Dale Hawerchuk (born April 4, 1963 in Toronto) is a retired professional ice hockey player.
In 1979, Hawerchuk was selected 6th overall by the Cornwall Royals of the Quebec Major Junior Hockey League. He recorded 103 points and was named Rookie-of-the-Year. Hawerchuk was the playoff MVP and led the Royals to the Memorial Cup championship. In his second junior, he scored 81 goals and 183 points and led the Royals to their second consecutive Memorial Cup title. He was named a QMJHL First Team All-Star, the Canadian Major Junior Player-of-the-Year, and Memorial Cup MVP.

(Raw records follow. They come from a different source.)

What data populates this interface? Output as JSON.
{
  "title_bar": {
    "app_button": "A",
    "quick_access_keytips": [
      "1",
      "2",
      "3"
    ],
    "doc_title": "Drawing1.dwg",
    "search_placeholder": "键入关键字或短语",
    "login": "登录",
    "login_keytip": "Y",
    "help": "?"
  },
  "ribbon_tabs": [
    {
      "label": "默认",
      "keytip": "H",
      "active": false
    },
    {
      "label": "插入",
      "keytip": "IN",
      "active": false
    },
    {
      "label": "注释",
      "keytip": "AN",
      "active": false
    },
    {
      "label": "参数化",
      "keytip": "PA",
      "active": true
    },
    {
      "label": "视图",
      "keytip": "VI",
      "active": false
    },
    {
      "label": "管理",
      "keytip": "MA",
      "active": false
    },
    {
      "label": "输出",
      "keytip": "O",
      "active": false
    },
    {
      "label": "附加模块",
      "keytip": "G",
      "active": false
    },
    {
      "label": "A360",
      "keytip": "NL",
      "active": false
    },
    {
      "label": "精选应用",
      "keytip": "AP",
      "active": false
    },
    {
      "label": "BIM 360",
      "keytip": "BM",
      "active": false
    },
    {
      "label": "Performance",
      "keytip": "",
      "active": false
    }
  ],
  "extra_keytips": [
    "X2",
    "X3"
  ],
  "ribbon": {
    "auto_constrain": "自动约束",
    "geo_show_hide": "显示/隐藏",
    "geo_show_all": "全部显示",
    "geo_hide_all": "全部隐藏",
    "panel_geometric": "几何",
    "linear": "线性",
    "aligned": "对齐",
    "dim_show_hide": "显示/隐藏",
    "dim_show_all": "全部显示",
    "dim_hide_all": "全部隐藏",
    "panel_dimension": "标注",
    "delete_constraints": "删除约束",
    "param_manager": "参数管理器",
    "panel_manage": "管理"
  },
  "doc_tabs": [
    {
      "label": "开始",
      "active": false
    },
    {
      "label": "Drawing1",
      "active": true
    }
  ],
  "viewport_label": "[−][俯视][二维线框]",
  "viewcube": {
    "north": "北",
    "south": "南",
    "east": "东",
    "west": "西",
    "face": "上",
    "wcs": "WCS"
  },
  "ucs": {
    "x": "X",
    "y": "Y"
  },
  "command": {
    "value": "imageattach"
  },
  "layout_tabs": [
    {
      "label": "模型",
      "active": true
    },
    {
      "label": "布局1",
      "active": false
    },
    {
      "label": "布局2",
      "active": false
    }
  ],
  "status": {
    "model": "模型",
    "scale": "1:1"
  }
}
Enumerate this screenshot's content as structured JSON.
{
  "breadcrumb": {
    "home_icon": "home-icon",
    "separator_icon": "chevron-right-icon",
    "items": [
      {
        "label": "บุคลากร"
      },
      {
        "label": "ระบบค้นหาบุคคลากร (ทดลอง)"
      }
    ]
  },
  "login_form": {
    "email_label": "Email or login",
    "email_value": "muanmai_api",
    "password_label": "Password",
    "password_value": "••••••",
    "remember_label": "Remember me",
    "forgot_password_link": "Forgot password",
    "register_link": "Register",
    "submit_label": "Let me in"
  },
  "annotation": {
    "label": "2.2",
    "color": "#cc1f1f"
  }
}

The Winnipeg Jets selected Hawerchuk first overall in the 1981 Entry Draft. He took the NHL by storm, and led the Jets to what was at the time the largest single season turn-around in NHL history, a 48-point improvement. He became the youngest NHL player in history to reach 100-points, finishing with 103, was named Rookie-of-the-Year, and played in the All-Star Game. Hawerchuk recorded 91 points in his second season, then 100-plus points for five consecutive years, including a career-high 53 goals and 130 points in 1984-85.
During the 1990 NHL Entry Draft, Hawerchuk was traded to the Buffalo Sabres. Over the next five years he recorded no fewer than 86 points (except during an injury plagued 1994-95 season). In 1995, he signed with the St. Louis Blues, recording 41 points in 66 games before a trade to the Philadelphia Flyers in March, 1996. He finished the season strongly, scoring 20 points in the season's final 16 games and adding 12 points in the playoffs. The next season, he was plagued by injuries but managed 34 points and played in his fifth All-Star Game. Hawerchuk announced his retirement from the game following the 1996-97 season at age 34. His appearance with the Flyers in the 1997 Stanley Cup Finals marked the only time any of his teams advanced past the second round of the playoffs - a fitting end to a remarkable career.
He played for Team Canada in the 1987 Canada Cup tournament, and won the face-off that led to Canada's second-most famous goal. He was also key to Canada's 1991 Canada Cup victory.
In a poll of NHL general managers during the mid-1980s asking them to select the player they would start a franchise with, Hawerchuk was voted third behind only Wayne Gretzky and Paul Coffey. He retired with 518 goals, 891 assists and 1,409 points, placing him 10th on the career NHL points list. He was inducted into the Hockey Hall of Fame in 2001.